Directed by Marcus Dunstan and written by Noah Feinberg, Dunstan, and Patrick Melton, Hulu’s Into the Dark, their monthly anthology series made in tandem with Blumhouse, is forcing viewers to get thankful or else with its Thanksgiving-themed film Pilgrim. In an attempt to remind her family of their privilege and help them bond, Anna (Courtney Henggeler) invites Pilgrim reenactors to stay with them over Thanksgiving, even convincing a family friend to join in on opening their home.
It all seems fair enough, what better way to bring together your family than asking complete strangers into your home to offer some perspective? For the Barkers, Anna is honestly doing what she can as a stepmother but sadly when a family has been broken, there are insurmountable hurdles to jump through in order to try and bond. That’s where Cody (Reign Edwards) comes in. Still holding onto the pain of her mother leaving them, Cody isn’t okay with going along with the Thanksgiving notions, calling out the problems the pilgrims caused and not just the fairytale told during the United States’ Thanksgiving holiday.
Soon, the Barker family learns that there is such a thing as too much gratitude when the “actors” refuse to break character and begin bringing in more reenactors for the feast. When the pilgrims turn against the family, you see it coming, as does Cody. That said, even in its predictability, it’s grindhouse style gore and violence make it all extremely interesting to watch as it unfolds.
Pilgrim is pulpy and fully embraces it, as you need to with a gang of people pretending to pilgrims and slip in and out of old Maine accents. Pacing-wise, the film is smooth, following Cody as she pushes back against her step-mother, discovers the nefarious intentions of the pilgrims, is gaslit by her parents, and ultimately comes together with the rest of her family to overcome the danger. But while the flow of the film is well-done, it’s really the absurdity of the pilgrims and their need for gratitude that makes Pilgrim a standout in the Into the Dark series.
From their accents to watching Patience, the female pilgrim reenactor, churn butter into blood, and of course their locking up of the Barker parents, there is so much pilgrim violence that makes the back half of the film entertaining. That said, it does take time for Pilgrim to find its footing in the beginning, taking time to establish family dynamics that could have been explained in a scene or two.

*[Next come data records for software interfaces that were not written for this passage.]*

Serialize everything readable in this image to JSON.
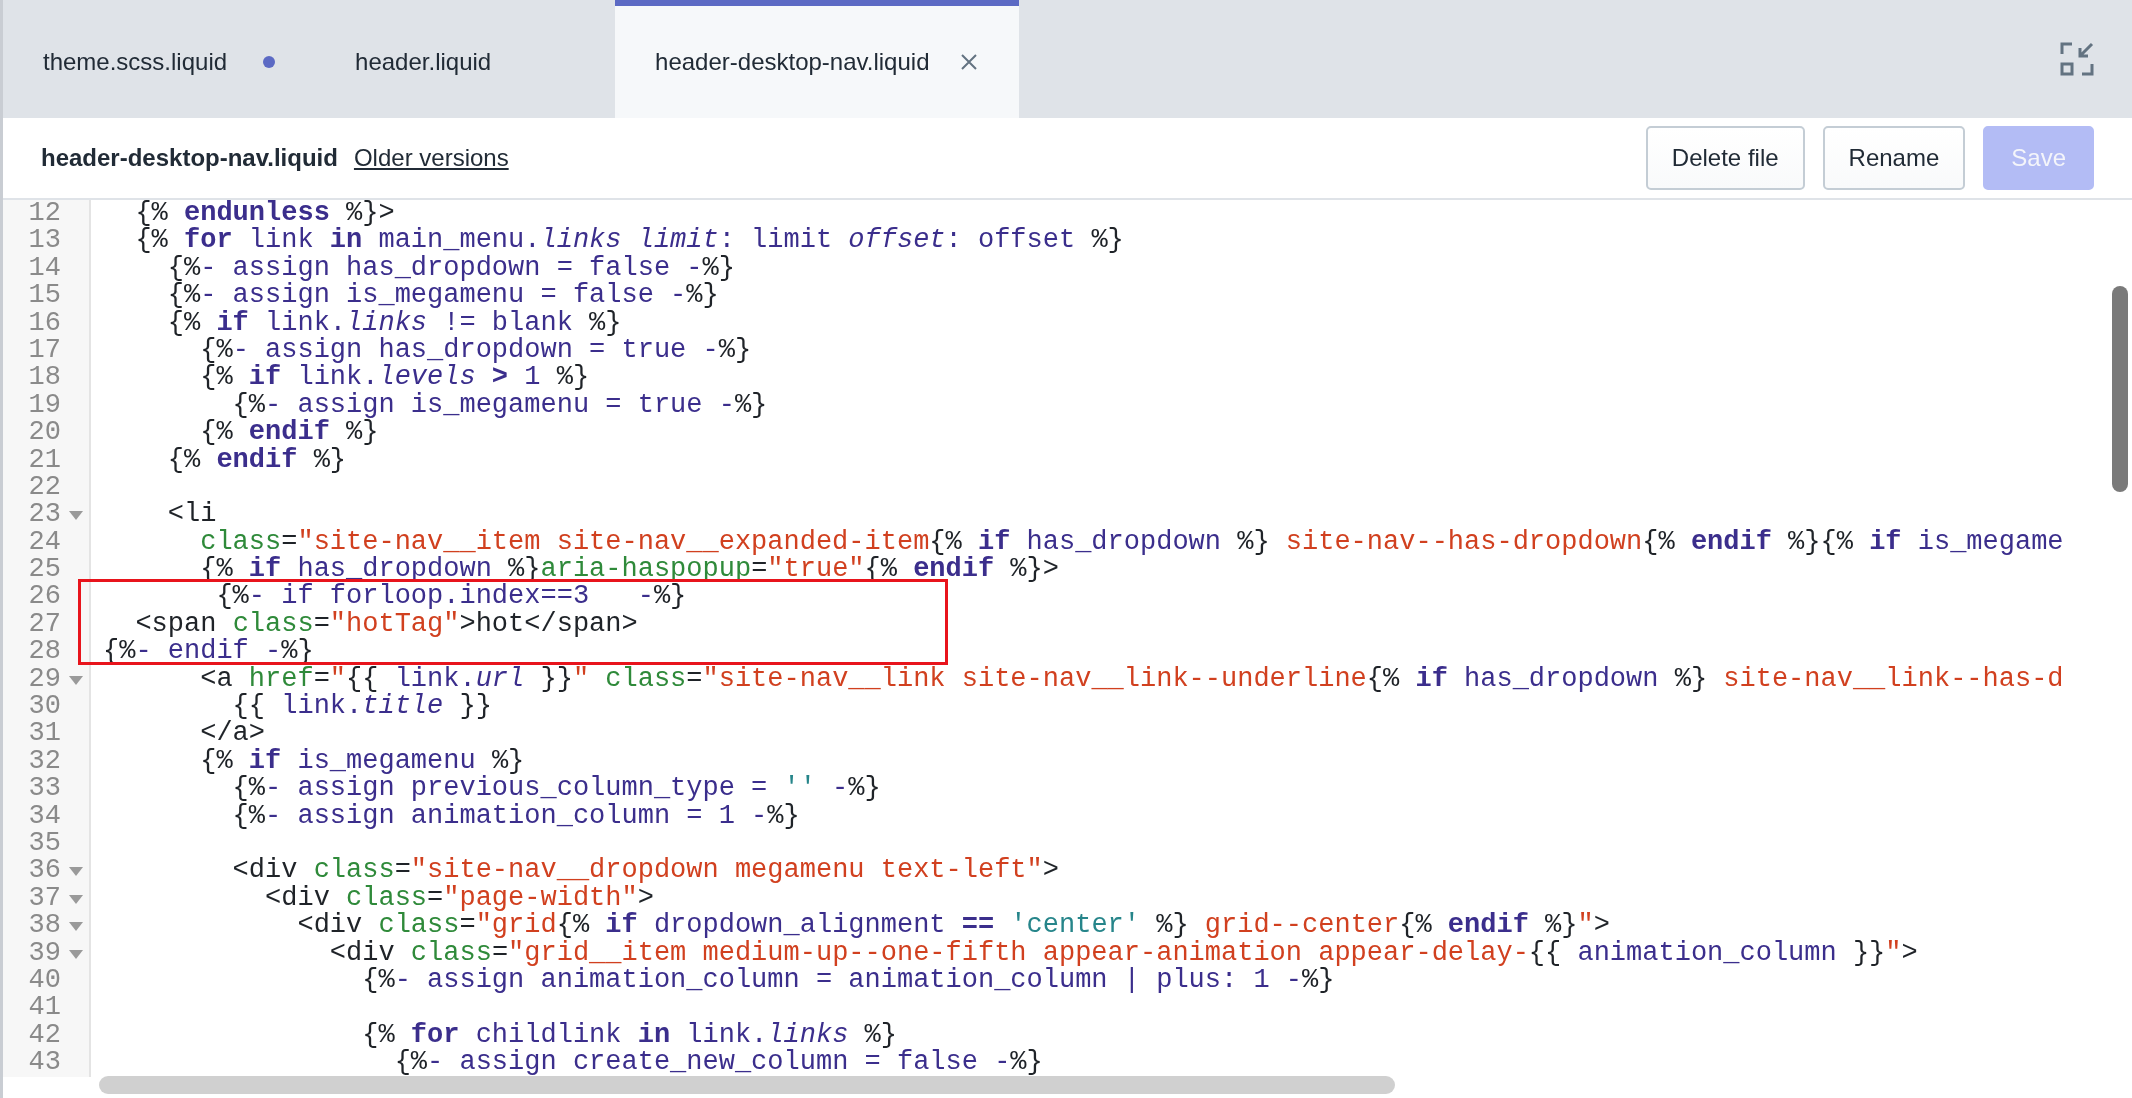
{
  "tabs": [
    {
      "label": "theme.scss.liquid",
      "selected": false,
      "modified": true
    },
    {
      "label": "header.liquid",
      "selected": false,
      "modified": false
    },
    {
      "label": "header-desktop-nav.liquid",
      "selected": true,
      "modified": false
    }
  ],
  "file_header": {
    "filename": "header-desktop-nav.liquid",
    "link": "Older versions",
    "buttons": [
      {
        "label": "Delete file",
        "kind": "secondary",
        "disabled": false
      },
      {
        "label": "Rename",
        "kind": "secondary",
        "disabled": false
      },
      {
        "label": "Save",
        "kind": "primary",
        "disabled": true
      }
    ]
  },
  "editor": {
    "lines": [
      {
        "number": "12",
        "foldable": false,
        "highlighted": false,
        "segments": [
          {
            "kind": "plain",
            "text": "  {% "
          },
          {
            "kind": "keyword",
            "text": "endunless"
          },
          {
            "kind": "plain",
            "text": " %}>"
          }
        ]
      },
      {
        "number": "13",
        "foldable": false,
        "highlighted": false,
        "segments": [
          {
            "kind": "plain",
            "text": "  {% "
          },
          {
            "kind": "keyword",
            "text": "for"
          },
          {
            "kind": "name",
            "text": " link "
          },
          {
            "kind": "keyword",
            "text": "in"
          },
          {
            "kind": "name",
            "text": " main_menu."
          },
          {
            "kind": "property",
            "text": "links"
          },
          {
            "kind": "property",
            "text": " limit"
          },
          {
            "kind": "name",
            "text": ": limit "
          },
          {
            "kind": "property",
            "text": "offset"
          },
          {
            "kind": "name",
            "text": ": offset "
          },
          {
            "kind": "plain",
            "text": "%}"
          }
        ]
      },
      {
        "number": "14",
        "foldable": false,
        "highlighted": false,
        "segments": [
          {
            "kind": "plain",
            "text": "    {%"
          },
          {
            "kind": "name",
            "text": "- assign has_dropdown = false -"
          },
          {
            "kind": "plain",
            "text": "%}"
          }
        ]
      },
      {
        "number": "15",
        "foldable": false,
        "highlighted": false,
        "segments": [
          {
            "kind": "plain",
            "text": "    {%"
          },
          {
            "kind": "name",
            "text": "- assign is_megamenu = false -"
          },
          {
            "kind": "plain",
            "text": "%}"
          }
        ]
      },
      {
        "number": "16",
        "foldable": false,
        "highlighted": false,
        "segments": [
          {
            "kind": "plain",
            "text": "    {% "
          },
          {
            "kind": "keyword",
            "text": "if"
          },
          {
            "kind": "name",
            "text": " link."
          },
          {
            "kind": "property",
            "text": "links"
          },
          {
            "kind": "name",
            "text": " != blank "
          },
          {
            "kind": "plain",
            "text": "%}"
          }
        ]
      },
      {
        "number": "17",
        "foldable": false,
        "highlighted": false,
        "segments": [
          {
            "kind": "plain",
            "text": "      {%"
          },
          {
            "kind": "name",
            "text": "- assign has_dropdown = true -"
          },
          {
            "kind": "plain",
            "text": "%}"
          }
        ]
      },
      {
        "number": "18",
        "foldable": false,
        "highlighted": false,
        "segments": [
          {
            "kind": "plain",
            "text": "      {% "
          },
          {
            "kind": "keyword",
            "text": "if"
          },
          {
            "kind": "name",
            "text": " link."
          },
          {
            "kind": "property",
            "text": "levels"
          },
          {
            "kind": "keyword",
            "text": " >"
          },
          {
            "kind": "name",
            "text": " 1 "
          },
          {
            "kind": "plain",
            "text": "%}"
          }
        ]
      },
      {
        "number": "19",
        "foldable": false,
        "highlighted": false,
        "segments": [
          {
            "kind": "plain",
            "text": "        {%"
          },
          {
            "kind": "name",
            "text": "- assign is_megamenu = true -"
          },
          {
            "kind": "plain",
            "text": "%}"
          }
        ]
      },
      {
        "number": "20",
        "foldable": false,
        "highlighted": false,
        "segments": [
          {
            "kind": "plain",
            "text": "      {% "
          },
          {
            "kind": "keyword",
            "text": "endif"
          },
          {
            "kind": "plain",
            "text": " %}"
          }
        ]
      },
      {
        "number": "21",
        "foldable": false,
        "highlighted": false,
        "segments": [
          {
            "kind": "plain",
            "text": "    {% "
          },
          {
            "kind": "keyword",
            "text": "endif"
          },
          {
            "kind": "plain",
            "text": " %}"
          }
        ]
      },
      {
        "number": "22",
        "foldable": false,
        "highlighted": false
      },
      {
        "number": "23",
        "foldable": true,
        "highlighted": false,
        "segments": [
          {
            "kind": "plain",
            "text": "    <li"
          }
        ]
      },
      {
        "number": "24",
        "foldable": false,
        "highlighted": false,
        "segments": [
          {
            "kind": "attribute",
            "text": "      class"
          },
          {
            "kind": "plain",
            "text": "="
          },
          {
            "kind": "string",
            "text": "\"site-nav__item site-nav__expanded-item"
          },
          {
            "kind": "plain",
            "text": "{% "
          },
          {
            "kind": "keyword",
            "text": "if"
          },
          {
            "kind": "name",
            "text": " has_dropdown "
          },
          {
            "kind": "plain",
            "text": "%}"
          },
          {
            "kind": "string",
            "text": " site-nav--has-dropdown"
          },
          {
            "kind": "plain",
            "text": "{% "
          },
          {
            "kind": "keyword",
            "text": "endif"
          },
          {
            "kind": "plain",
            "text": " %}{% "
          },
          {
            "kind": "keyword",
            "text": "if"
          },
          {
            "kind": "name",
            "text": " is_megame"
          }
        ]
      },
      {
        "number": "25",
        "foldable": false,
        "highlighted": false,
        "segments": [
          {
            "kind": "plain",
            "text": "      {% "
          },
          {
            "kind": "keyword",
            "text": "if"
          },
          {
            "kind": "name",
            "text": " has_dropdown "
          },
          {
            "kind": "plain",
            "text": "%}"
          },
          {
            "kind": "attribute",
            "text": "aria-haspopup"
          },
          {
            "kind": "plain",
            "text": "="
          },
          {
            "kind": "string",
            "text": "\"true\""
          },
          {
            "kind": "plain",
            "text": "{% "
          },
          {
            "kind": "keyword",
            "text": "endif"
          },
          {
            "kind": "plain",
            "text": " %}>"
          }
        ]
      },
      {
        "number": "26",
        "foldable": false,
        "highlighted": true,
        "segments": [
          {
            "kind": "plain",
            "text": "       {%"
          },
          {
            "kind": "name",
            "text": "- if forloop.index==3   -"
          },
          {
            "kind": "plain",
            "text": "%}"
          }
        ]
      },
      {
        "number": "27",
        "foldable": false,
        "highlighted": true,
        "segments": [
          {
            "kind": "plain",
            "text": "  <span "
          },
          {
            "kind": "attribute",
            "text": "class"
          },
          {
            "kind": "plain",
            "text": "="
          },
          {
            "kind": "string",
            "text": "\"hotTag\""
          },
          {
            "kind": "plain",
            "text": ">hot</span>"
          }
        ]
      },
      {
        "number": "28",
        "foldable": false,
        "highlighted": true,
        "segments": [
          {
            "kind": "plain",
            "text": "{%"
          },
          {
            "kind": "name",
            "text": "- endif -"
          },
          {
            "kind": "plain",
            "text": "%}"
          }
        ]
      },
      {
        "number": "29",
        "foldable": true,
        "highlighted": false,
        "segments": [
          {
            "kind": "plain",
            "text": "      <a "
          },
          {
            "kind": "attribute",
            "text": "href"
          },
          {
            "kind": "plain",
            "text": "="
          },
          {
            "kind": "string",
            "text": "\""
          },
          {
            "kind": "plain",
            "text": "{{ "
          },
          {
            "kind": "name",
            "text": "link."
          },
          {
            "kind": "property",
            "text": "url"
          },
          {
            "kind": "plain",
            "text": " }}"
          },
          {
            "kind": "string",
            "text": "\""
          },
          {
            "kind": "attribute",
            "text": " class"
          },
          {
            "kind": "plain",
            "text": "="
          },
          {
            "kind": "string",
            "text": "\"site-nav__link site-nav__link--underline"
          },
          {
            "kind": "plain",
            "text": "{% "
          },
          {
            "kind": "keyword",
            "text": "if"
          },
          {
            "kind": "name",
            "text": " has_dropdown "
          },
          {
            "kind": "plain",
            "text": "%}"
          },
          {
            "kind": "string",
            "text": " site-nav__link--has-d"
          }
        ]
      },
      {
        "number": "30",
        "foldable": false,
        "highlighted": false,
        "segments": [
          {
            "kind": "plain",
            "text": "        {{ "
          },
          {
            "kind": "name",
            "text": "link."
          },
          {
            "kind": "property",
            "text": "title"
          },
          {
            "kind": "plain",
            "text": " }}"
          }
        ]
      },
      {
        "number": "31",
        "foldable": false,
        "highlighted": false,
        "segments": [
          {
            "kind": "plain",
            "text": "      </a>"
          }
        ]
      },
      {
        "number": "32",
        "foldable": false,
        "highlighted": false,
        "segments": [
          {
            "kind": "plain",
            "text": "      {% "
          },
          {
            "kind": "keyword",
            "text": "if"
          },
          {
            "kind": "name",
            "text": " is_megamenu "
          },
          {
            "kind": "plain",
            "text": "%}"
          }
        ]
      },
      {
        "number": "33",
        "foldable": false,
        "highlighted": false,
        "segments": [
          {
            "kind": "plain",
            "text": "        {%"
          },
          {
            "kind": "name",
            "text": "- assign previous_column_type = "
          },
          {
            "kind": "literal",
            "text": "''"
          },
          {
            "kind": "name",
            "text": " -"
          },
          {
            "kind": "plain",
            "text": "%}"
          }
        ]
      },
      {
        "number": "34",
        "foldable": false,
        "highlighted": false,
        "segments": [
          {
            "kind": "plain",
            "text": "        {%"
          },
          {
            "kind": "name",
            "text": "- assign animation_column = 1 -"
          },
          {
            "kind": "plain",
            "text": "%}"
          }
        ]
      },
      {
        "number": "35",
        "foldable": false,
        "highlighted": false
      },
      {
        "number": "36",
        "foldable": true,
        "highlighted": false,
        "segments": [
          {
            "kind": "plain",
            "text": "        <div "
          },
          {
            "kind": "attribute",
            "text": "class"
          },
          {
            "kind": "plain",
            "text": "="
          },
          {
            "kind": "string",
            "text": "\"site-nav__dropdown megamenu text-left\""
          },
          {
            "kind": "plain",
            "text": ">"
          }
        ]
      },
      {
        "number": "37",
        "foldable": true,
        "highlighted": false,
        "segments": [
          {
            "kind": "plain",
            "text": "          <div "
          },
          {
            "kind": "attribute",
            "text": "class"
          },
          {
            "kind": "plain",
            "text": "="
          },
          {
            "kind": "string",
            "text": "\"page-width\""
          },
          {
            "kind": "plain",
            "text": ">"
          }
        ]
      },
      {
        "number": "38",
        "foldable": true,
        "highlighted": false,
        "segments": [
          {
            "kind": "plain",
            "text": "            <div "
          },
          {
            "kind": "attribute",
            "text": "class"
          },
          {
            "kind": "plain",
            "text": "="
          },
          {
            "kind": "string",
            "text": "\"grid"
          },
          {
            "kind": "plain",
            "text": "{% "
          },
          {
            "kind": "keyword",
            "text": "if"
          },
          {
            "kind": "name",
            "text": " dropdown_alignment "
          },
          {
            "kind": "keyword",
            "text": "=="
          },
          {
            "kind": "literal",
            "text": " 'center'"
          },
          {
            "kind": "plain",
            "text": " %}"
          },
          {
            "kind": "string",
            "text": " grid--center"
          },
          {
            "kind": "plain",
            "text": "{% "
          },
          {
            "kind": "keyword",
            "text": "endif"
          },
          {
            "kind": "plain",
            "text": " %}"
          },
          {
            "kind": "string",
            "text": "\""
          },
          {
            "kind": "plain",
            "text": ">"
          }
        ]
      },
      {
        "number": "39",
        "foldable": true,
        "highlighted": false,
        "segments": [
          {
            "kind": "plain",
            "text": "              <div "
          },
          {
            "kind": "attribute",
            "text": "class"
          },
          {
            "kind": "plain",
            "text": "="
          },
          {
            "kind": "string",
            "text": "\"grid__item medium-up--one-fifth appear-animation appear-delay-"
          },
          {
            "kind": "plain",
            "text": "{{ "
          },
          {
            "kind": "name",
            "text": "animation_column "
          },
          {
            "kind": "plain",
            "text": "}}"
          },
          {
            "kind": "string",
            "text": "\""
          },
          {
            "kind": "plain",
            "text": ">"
          }
        ]
      },
      {
        "number": "40",
        "foldable": false,
        "highlighted": false,
        "segments": [
          {
            "kind": "plain",
            "text": "                {%"
          },
          {
            "kind": "name",
            "text": "- assign animation_column = animation_column | plus: 1 -"
          },
          {
            "kind": "plain",
            "text": "%}"
          }
        ]
      },
      {
        "number": "41",
        "foldable": false,
        "highlighted": false
      },
      {
        "number": "42",
        "foldable": false,
        "highlighted": false,
        "segments": [
          {
            "kind": "plain",
            "text": "                {% "
          },
          {
            "kind": "keyword",
            "text": "for"
          },
          {
            "kind": "name",
            "text": " childlink "
          },
          {
            "kind": "keyword",
            "text": "in"
          },
          {
            "kind": "name",
            "text": " link."
          },
          {
            "kind": "property",
            "text": "links"
          },
          {
            "kind": "plain",
            "text": " %}"
          }
        ]
      },
      {
        "number": "43",
        "foldable": false,
        "highlighted": false,
        "segments": [
          {
            "kind": "plain",
            "text": "                  {%"
          },
          {
            "kind": "name",
            "text": "- assign create_new_column = false -"
          },
          {
            "kind": "plain",
            "text": "%}"
          }
        ]
      }
    ]
  }
}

Additionally, while the tension builds during the start of the reenactors’ stay, this is also a lull that feels tonally different than the balls to the wall final act of the film.
It’s also important to call out that the family’s dynamic is very real. From the youngest in the family, Tate (Antonio Raul Corbo), Cody’s half-brother, from Anna and her father (Kerr Smith) having a beautiful relationship where Cody protects him, to Cody’s relationship with Anna versus her father, all of the interactions make sense. This helps give weight to the shift family dynamic and the gratitude that comes as they fight to survive.

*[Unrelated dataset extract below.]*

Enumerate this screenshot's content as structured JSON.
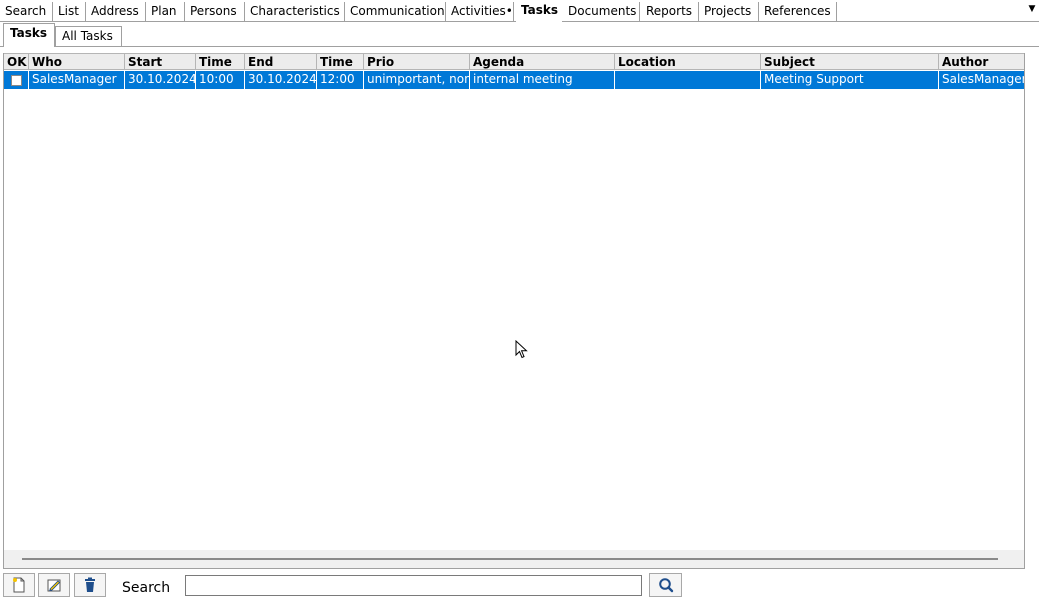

With all of that said, Pilgrim does something interesting with its tropes. While the final girl is very much the prototype, it’s the villains that switch up horror movie gender roles. While it may not be noticeable at first, in many horror movies where killers work in groups, the woman is often the one who calls the shots while the men around her provide the muscle. That isn’t the case in Pilgrim and oh, is it satisfying.
Patience, is fearsome and violent, enforcing their extreme code of gratitude both in the Ethan (Peter Giles), the head pilgrim’s presence and on her own. While the villains are all of the reenactors, Patience is the one who stands the most physical threat to the family. Additionally, she has the same almost supernatural survivability that most male slasher villains have.
Overall Pilgrim is fun, it’s gory, and it will fill you with gratitude for the partnership between Blumhouse and Hulu. Perfect for the Thanksgiving theme, this film offers up some great horror moments but more importantly there is a through-line of family and coming together even with some murders, flogging, and mystery meat thrown in.
Into the Dark: Pilgrim is streaming exclusively on Hulu.
Into the Dark: Pilgrim
- Rating - 8/108/10
Pilgrim is fun, it’s gory, and it will fill you with gratitude for the partnership between Blumhouse and Hulu. Perfect for the Thanksgiving theme, this film offers up some great horror moments but more importantly there is a through-line of family and coming together even with some murders, flogging, and mystery meat thrown in.
Kate is co-founder, EIC, and CCO of BWT. She’s also a Certified Rotten Tomatoes Critic, host, and creator of our flagship podcast, But Why Tho?. She also manages all PR relationships for comics, manga, film, TV, and anime.